What are your top 5 indispensable pieces of kit, for you or your horse?
I have a Fairfax saddle which has been amazing and is so comfortable and I will be riding in it at WEG. I also use the Fairfax performance girth, which lets the horse be much freer
I also have a browband that my coach bought for my horse for Beijing and every horse since then has worn it at all the top competitions
I now use a breastplate which is unconventional in dressage but it aids my safety and stabilizes my hands especially in the free walk
Rio is quite sensitive and his Weatherbeeta fly rug helps enormously at this time of year along with his red, white and blue fly hood
I find doing jodphurs up really tricky but I have a pair of white elasticated ones, which were made for me but it would be great to know if anyone makes these for retail…so if anyone out there can help me, please let me know.
Against The Clock…
Dick Francis or Jilly Cooper?
Royal Ascot or Cheltenham Festival?
Hickstead or Hartpury?
Bling or no Bling?
Sand or Snow?
Tea or G&T?
Depends on the time!
Bay or grey?
Sophie will be competing at WEG and trying for the ‘Triple Triple’, which is 3 gold medals at all the major events: The Europeans, Paralympics and the World Equestrian Games. We wish Sophie and all the Team GB riders all the very best for a fantastic Games.
Read Horse & Hound’s Bluffer’s Guide to Para Dressage at WEG for a brilliant insight into everything you need to know about the riders, the medals and the format of the competition.
Listen to Sophie’s story on BBC Radio 4’s No Triumph, No Tragedy here
Later in the year, Sophie will be taking on another challenge in the form of the longest zipwire in Europe in aid of the children’s charity SPARKS. This was supposed to happen in 2013 but due to her fall from Rio, where Sophie broke her left clavicle, this has been rearranged to this autumn.

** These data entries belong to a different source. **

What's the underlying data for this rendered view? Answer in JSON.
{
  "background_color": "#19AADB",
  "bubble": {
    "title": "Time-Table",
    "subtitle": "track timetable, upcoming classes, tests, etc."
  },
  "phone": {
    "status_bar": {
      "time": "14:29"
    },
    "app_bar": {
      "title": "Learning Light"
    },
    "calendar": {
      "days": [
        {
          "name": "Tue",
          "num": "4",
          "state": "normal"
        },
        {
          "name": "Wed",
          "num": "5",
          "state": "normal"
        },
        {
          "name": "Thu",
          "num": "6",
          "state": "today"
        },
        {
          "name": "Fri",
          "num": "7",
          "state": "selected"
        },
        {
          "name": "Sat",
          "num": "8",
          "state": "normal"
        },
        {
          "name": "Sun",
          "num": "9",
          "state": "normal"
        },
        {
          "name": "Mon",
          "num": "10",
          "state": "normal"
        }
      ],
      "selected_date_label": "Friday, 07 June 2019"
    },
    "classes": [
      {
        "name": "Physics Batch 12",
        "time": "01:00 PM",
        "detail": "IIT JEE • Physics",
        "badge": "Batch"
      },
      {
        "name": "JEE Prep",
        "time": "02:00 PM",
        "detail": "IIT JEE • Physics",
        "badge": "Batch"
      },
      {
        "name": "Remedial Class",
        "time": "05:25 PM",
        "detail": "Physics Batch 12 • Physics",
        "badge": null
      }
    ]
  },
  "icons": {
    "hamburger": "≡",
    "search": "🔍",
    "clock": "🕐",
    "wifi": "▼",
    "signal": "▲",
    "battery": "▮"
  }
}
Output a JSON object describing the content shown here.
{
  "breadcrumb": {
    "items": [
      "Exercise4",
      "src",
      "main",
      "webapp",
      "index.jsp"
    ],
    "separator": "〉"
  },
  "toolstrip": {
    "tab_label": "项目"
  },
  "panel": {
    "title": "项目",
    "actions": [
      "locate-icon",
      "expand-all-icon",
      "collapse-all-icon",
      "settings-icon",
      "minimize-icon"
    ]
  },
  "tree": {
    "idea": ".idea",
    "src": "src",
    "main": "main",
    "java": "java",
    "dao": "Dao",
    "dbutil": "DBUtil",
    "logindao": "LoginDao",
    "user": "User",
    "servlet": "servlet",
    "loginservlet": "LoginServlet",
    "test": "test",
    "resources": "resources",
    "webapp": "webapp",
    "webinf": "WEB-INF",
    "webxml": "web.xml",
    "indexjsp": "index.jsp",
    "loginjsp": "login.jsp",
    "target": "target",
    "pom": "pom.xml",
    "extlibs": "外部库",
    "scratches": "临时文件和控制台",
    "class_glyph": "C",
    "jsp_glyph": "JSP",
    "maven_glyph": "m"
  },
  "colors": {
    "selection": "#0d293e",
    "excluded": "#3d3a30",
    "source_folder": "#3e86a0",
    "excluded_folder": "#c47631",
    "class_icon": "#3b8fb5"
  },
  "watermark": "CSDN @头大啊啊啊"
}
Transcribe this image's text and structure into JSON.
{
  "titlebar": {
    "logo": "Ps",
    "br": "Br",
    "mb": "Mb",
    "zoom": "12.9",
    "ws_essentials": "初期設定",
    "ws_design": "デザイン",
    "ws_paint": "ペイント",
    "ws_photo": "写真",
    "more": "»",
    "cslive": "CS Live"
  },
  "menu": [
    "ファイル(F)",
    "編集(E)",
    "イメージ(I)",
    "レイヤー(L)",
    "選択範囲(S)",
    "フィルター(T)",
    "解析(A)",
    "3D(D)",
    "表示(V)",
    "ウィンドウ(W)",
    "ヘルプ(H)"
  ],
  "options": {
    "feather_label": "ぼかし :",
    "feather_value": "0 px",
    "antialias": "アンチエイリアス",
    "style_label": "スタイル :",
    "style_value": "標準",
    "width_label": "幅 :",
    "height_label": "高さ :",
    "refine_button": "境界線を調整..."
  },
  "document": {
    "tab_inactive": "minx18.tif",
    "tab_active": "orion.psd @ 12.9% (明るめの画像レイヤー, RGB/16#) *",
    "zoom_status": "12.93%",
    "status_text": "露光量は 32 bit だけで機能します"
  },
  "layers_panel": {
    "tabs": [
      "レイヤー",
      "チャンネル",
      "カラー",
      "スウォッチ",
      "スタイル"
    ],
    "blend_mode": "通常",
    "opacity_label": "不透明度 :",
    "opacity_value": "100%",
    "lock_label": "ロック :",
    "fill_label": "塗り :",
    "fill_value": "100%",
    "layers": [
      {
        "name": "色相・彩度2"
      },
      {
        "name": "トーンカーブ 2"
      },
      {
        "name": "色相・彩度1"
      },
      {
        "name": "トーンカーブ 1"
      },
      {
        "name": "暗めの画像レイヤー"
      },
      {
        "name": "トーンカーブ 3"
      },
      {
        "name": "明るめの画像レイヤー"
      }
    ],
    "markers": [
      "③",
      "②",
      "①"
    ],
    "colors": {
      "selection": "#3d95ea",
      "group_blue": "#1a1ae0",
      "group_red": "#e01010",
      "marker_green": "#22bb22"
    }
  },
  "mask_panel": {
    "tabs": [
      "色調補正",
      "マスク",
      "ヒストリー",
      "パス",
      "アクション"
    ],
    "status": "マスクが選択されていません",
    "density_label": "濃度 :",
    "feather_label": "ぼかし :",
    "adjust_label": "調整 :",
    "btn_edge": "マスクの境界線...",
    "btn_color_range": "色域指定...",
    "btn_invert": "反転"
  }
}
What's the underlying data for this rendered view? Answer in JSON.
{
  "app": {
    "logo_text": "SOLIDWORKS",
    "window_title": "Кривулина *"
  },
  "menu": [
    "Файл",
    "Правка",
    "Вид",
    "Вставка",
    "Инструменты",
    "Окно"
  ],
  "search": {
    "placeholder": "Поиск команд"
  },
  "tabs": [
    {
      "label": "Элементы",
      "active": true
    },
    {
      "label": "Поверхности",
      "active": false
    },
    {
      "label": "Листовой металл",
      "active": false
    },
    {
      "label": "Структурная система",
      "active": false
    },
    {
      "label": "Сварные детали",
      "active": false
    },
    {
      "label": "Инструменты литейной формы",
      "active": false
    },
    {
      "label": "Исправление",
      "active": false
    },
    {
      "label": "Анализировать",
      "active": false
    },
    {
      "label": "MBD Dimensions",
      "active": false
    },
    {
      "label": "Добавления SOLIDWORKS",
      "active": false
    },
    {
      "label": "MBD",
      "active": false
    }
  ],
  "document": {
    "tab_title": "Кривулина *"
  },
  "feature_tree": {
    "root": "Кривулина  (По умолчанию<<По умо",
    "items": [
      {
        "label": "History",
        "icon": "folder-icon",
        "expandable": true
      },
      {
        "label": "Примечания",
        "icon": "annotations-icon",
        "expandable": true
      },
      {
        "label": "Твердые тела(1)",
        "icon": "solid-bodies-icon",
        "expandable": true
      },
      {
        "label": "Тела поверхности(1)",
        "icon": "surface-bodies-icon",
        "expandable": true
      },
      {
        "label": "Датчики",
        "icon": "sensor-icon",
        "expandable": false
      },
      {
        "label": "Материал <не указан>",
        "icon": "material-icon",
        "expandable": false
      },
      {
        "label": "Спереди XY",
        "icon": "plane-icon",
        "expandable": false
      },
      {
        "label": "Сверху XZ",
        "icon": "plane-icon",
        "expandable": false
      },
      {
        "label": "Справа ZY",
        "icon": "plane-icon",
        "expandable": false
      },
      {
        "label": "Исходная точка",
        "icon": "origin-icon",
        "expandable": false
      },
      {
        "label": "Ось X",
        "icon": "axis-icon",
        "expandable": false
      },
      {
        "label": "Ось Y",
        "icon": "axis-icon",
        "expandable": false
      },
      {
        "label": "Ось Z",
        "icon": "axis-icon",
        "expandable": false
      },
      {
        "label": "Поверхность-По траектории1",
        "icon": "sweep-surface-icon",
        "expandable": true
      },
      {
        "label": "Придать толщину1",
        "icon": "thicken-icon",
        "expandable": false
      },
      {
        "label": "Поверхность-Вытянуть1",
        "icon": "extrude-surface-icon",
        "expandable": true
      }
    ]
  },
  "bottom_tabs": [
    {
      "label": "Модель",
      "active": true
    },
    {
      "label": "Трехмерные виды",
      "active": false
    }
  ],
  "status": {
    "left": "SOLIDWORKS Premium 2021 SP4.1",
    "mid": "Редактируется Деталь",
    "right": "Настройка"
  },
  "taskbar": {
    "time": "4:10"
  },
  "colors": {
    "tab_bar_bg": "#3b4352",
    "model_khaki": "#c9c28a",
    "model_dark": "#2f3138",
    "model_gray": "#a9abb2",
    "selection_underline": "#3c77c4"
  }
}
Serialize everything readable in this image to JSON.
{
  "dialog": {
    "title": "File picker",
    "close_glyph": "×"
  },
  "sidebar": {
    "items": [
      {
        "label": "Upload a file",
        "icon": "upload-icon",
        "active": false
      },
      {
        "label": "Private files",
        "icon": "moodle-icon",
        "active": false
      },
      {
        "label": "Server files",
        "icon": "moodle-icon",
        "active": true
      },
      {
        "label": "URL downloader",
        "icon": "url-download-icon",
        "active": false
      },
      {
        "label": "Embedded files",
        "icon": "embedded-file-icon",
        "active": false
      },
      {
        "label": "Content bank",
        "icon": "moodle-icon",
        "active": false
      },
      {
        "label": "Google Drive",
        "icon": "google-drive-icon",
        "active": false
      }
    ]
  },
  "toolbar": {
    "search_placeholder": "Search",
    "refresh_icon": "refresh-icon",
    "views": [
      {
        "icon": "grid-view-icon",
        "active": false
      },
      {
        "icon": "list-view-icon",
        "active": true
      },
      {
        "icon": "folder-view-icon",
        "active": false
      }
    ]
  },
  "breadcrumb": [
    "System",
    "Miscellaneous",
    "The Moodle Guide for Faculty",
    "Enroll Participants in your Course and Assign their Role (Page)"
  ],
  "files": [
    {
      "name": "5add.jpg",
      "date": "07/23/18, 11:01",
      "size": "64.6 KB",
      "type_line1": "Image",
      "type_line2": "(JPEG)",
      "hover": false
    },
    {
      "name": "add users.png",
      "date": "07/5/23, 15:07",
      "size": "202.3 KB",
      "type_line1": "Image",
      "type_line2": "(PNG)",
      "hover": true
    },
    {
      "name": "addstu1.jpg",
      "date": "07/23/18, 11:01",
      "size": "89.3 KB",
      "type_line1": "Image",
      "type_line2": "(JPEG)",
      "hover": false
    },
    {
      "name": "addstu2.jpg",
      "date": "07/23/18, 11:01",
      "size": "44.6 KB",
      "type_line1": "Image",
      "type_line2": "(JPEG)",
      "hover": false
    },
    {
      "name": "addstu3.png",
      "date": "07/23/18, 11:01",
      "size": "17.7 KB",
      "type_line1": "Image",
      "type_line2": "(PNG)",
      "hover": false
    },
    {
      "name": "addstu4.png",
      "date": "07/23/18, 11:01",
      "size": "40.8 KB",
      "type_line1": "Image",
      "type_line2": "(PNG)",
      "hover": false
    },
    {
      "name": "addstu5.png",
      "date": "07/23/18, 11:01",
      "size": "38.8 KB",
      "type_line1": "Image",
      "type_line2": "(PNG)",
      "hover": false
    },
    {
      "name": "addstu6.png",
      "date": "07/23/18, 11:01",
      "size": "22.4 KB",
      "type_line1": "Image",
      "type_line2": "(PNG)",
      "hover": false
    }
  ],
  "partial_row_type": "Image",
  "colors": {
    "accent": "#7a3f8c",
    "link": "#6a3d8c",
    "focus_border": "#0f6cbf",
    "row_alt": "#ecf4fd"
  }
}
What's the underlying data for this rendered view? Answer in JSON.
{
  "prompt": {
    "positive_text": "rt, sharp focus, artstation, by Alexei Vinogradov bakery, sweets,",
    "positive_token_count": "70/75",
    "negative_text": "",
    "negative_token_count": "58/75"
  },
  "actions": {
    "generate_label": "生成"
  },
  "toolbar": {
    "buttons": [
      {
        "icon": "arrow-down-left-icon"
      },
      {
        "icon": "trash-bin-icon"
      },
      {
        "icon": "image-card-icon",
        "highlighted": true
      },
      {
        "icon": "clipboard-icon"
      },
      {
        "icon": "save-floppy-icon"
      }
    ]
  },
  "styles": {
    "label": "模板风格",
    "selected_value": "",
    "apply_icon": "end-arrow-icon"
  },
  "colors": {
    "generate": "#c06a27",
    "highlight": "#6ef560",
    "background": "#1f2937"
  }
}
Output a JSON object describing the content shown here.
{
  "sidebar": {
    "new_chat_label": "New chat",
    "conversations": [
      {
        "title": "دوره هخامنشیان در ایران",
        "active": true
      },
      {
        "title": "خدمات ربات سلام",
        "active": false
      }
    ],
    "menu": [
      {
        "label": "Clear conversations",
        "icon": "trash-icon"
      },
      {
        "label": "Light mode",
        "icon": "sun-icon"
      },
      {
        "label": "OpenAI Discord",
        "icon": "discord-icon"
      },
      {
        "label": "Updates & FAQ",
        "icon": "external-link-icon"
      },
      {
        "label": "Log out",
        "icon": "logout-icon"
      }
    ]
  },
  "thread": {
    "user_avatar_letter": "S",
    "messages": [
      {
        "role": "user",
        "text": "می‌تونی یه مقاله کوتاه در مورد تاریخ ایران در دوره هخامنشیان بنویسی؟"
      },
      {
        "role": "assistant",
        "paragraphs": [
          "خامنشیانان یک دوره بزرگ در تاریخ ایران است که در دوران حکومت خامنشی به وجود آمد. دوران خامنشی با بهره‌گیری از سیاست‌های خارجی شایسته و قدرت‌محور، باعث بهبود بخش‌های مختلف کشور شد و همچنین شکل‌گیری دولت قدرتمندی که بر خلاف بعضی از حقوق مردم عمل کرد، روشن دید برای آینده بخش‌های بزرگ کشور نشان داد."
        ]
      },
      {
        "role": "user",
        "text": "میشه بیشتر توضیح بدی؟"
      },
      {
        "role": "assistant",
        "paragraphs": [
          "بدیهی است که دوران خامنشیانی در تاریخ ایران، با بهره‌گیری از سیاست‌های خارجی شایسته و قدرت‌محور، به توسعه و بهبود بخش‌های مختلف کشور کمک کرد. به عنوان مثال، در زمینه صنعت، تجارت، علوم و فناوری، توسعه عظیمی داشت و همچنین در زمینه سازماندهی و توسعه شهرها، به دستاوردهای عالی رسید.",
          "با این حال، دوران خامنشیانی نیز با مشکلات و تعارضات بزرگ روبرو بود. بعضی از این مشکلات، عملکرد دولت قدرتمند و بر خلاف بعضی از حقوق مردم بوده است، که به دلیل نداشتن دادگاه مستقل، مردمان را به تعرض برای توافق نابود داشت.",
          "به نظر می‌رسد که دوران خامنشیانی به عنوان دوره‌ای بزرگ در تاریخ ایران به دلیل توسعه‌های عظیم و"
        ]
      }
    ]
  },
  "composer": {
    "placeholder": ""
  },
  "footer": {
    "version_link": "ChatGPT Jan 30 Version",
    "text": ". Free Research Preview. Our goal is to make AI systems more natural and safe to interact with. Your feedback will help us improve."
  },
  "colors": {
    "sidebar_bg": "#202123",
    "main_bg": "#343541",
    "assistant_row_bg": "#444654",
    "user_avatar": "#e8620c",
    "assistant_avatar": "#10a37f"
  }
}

Please donate on Sophie’s JustGiving page and help raise much needed funds for SPARKS, which funds life-saving medical research into conditions affecting babies, childrens and mums-to-be. Thank you.